Chelsea Hilding is determined to break through the barrier of body image to make ballet more accessible:
“We’re told ballet is for very thin, young girls, and women. Ballet studios are so often decorated with gendered photos of girls in pink tutus. But I believe ballet is personal, and it’s for everyone. Ballet is the love of my life. I was always told I don’t have a body for it. And it got to the point where it was like she’s never going to have a career in this. Find something else. Well, look at me now—I’m still here!”
Hilding’s dance journey began in Vermont when she was just three years old. Her parents put her into a ballet class as an activity, not realizing that they’d enrolled her in what was actually a top-rate studio. It turned out to be exactly the right place for her:
“The studio was run very much like a conservatory. I had incredible training with ballet celebrities coming in for masterclasses. I latched on hard. By the time I was five, I knew I wanted to be a ballet instructor. That was the dream—not to be a dancer, but to be a teacher. I had this VHS tape of Barishnikov, which I studied until it wore out. I wrote dance combinations on the bus on the way to and from the studio.”
Hilding pursued a degree in Dance History in Florida. She left her studies before finishing to dance professionally for fourteen years. When she decided to go back to school her credits were too old to transfer, so she started over on a degree in Art History. As if working and going to school didn’t keep her busy enough, Hilding decided to build a dance studio:
“In my work, I kept meeting people who were saying they really loved ballet as a kid. I noticed there was just no adult studio in the area. So I decided to create one. I found a warehouse space, and I built the sprung floor and put ballet bars on the walls. By the end of it, I had two-thousand dollars in my bank account. I wound up sleeping in the studio for a while because there just wasn’t money for rent.”

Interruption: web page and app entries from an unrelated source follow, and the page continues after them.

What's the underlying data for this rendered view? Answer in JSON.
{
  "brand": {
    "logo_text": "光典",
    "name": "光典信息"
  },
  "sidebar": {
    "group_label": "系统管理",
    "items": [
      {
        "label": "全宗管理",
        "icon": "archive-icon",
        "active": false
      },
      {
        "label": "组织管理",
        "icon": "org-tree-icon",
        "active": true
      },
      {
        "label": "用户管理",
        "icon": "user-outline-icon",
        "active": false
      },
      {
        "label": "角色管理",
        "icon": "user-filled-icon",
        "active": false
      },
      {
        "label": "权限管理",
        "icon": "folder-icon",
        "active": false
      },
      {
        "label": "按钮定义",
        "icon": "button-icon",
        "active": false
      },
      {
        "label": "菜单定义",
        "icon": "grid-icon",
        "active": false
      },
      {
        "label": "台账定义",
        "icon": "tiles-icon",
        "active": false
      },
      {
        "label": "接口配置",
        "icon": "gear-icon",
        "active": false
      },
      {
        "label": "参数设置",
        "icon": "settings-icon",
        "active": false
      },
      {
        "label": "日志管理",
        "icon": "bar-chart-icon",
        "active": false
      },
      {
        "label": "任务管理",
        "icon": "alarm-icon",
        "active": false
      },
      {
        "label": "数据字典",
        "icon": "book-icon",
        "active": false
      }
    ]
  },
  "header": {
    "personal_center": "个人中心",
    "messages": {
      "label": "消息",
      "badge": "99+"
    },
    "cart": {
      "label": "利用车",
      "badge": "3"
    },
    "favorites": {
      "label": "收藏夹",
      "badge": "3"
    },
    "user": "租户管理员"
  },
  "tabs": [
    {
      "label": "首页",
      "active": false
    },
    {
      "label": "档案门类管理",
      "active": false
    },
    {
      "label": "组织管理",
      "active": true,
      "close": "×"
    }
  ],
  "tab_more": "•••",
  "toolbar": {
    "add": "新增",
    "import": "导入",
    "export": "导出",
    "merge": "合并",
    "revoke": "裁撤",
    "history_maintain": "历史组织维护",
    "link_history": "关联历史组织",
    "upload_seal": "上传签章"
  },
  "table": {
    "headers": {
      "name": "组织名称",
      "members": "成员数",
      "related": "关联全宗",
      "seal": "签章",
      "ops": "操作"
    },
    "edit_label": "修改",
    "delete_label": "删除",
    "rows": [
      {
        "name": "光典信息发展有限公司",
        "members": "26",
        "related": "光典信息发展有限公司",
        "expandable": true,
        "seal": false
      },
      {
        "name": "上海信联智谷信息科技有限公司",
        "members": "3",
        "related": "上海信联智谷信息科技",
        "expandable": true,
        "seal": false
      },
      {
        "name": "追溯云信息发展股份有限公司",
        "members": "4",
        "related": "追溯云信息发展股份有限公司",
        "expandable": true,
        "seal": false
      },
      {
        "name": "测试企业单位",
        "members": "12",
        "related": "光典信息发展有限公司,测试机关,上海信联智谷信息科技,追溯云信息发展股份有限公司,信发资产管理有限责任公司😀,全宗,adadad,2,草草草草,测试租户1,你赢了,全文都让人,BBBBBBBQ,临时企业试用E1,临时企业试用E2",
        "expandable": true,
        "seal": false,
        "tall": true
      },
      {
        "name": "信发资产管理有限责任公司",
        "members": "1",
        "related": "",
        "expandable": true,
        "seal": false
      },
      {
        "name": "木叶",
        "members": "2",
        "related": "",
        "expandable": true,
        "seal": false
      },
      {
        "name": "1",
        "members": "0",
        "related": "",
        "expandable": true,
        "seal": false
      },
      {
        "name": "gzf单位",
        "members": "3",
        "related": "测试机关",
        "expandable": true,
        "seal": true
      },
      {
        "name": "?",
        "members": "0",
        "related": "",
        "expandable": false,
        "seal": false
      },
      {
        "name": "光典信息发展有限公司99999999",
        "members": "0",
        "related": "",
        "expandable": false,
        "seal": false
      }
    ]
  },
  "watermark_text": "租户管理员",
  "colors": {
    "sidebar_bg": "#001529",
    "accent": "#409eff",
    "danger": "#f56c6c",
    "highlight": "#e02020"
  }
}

She built it and the students came. It turned out to be much more than a studio:
“I called my place ‘Screen Door’ because it had a screen door, and it was a place to gather, have coffee, hang out, and to dance. It was a space that wasn’t for little kids or emerging ballerinas. It was a place where anyone could rediscover ballet as this old friend and know that whatever body they’re coming in with is perfect. It doesn’t matter if you’re heavy or older or have bad knees. We have this commonality, and it doesn’t matter what your skill level is. This is a safe space to express yourself.”
The experience with Screen Door Studio also ended up being first-hand research for what would eventually become Hilding’s Master’s thesis concert at the College of Visual and Performing Arts’ School of Dance, “Ballet Is Women,” which she describes as “lecture-demonstration interrogating the idea of the ideal ballet body, concluding that every body is a ballet body.” Watch “Ballet Is Women” here.
Hilding says she decided on UNC Greensboro long before she was ready to go to grad school. She’d read a paper published by professors BJ Sullivan and Larry Lavender, and felt that wherever they were was where she needed to be. She started tuning into the School of Dance live streams, which solidified her decision:
“What impressed me the most, the thing that really blew me away, was that none of these students looked alike and they were all so committed. That’s really rare. In programs like these what you usually see is that the students all start to move alike, to fit into a certain movement. But these students were really making the dance their own. And it was clear the faculty supported that.”
Before she even stepped on campus, Hilding felt that support:
“On the very first day I moved to Greensboro, I took a walk downtown. Professor Ana Paula Höfling was sitting at a table at a restaurant patio and saw me and started waving hello. Then on my first day of classes, I walked into the building and people knew me. I’d never had that experience in the dance world before. You always had to prove you’re worth being there. But since day one, I’ve felt like I belong here. The faculty really sees you. The director, Janet Lilly, knows every single dancer, and she answers our emails within a half hour! I think that’s my ultimate goal—to share that community experience. I feel like UNCG is setting us all up to go into the world and create communities like this.
Hilding says the program is tough, but the faculty have a way of bringing out the best in dancers:
“BJ Sullivan has completely changed my life. She really sees everyone and honors everyone, and she does it in such a way that allows people to go on their own artistic journey and come to their own conclusions. She guides her students in such a gentle way. All of the faculty are such an inspiration. I’ve learned to give myself grace and to soften some expectations so that I’m open to different ways to grow. I’ve learned to let the logic of the movement help you find your way. It’s completely shifted the way I think about everything, even life.”
Hilding begins a PhD in Dance Studies at Texas Women’s University in June. She says she wants to teach technique, dance studies, and dance history.
“I’m pursuing this PhD because I want to have the highest credentials possible. I want to have the credentials so that when I say ballet is for everyone, people will listen. I see it as gaining armor. I’m in this for the long fight.”
Story by Terri W. Relos
Cover photo: photographer is Darnell Bennett, dancer in photo is Sarah Messenger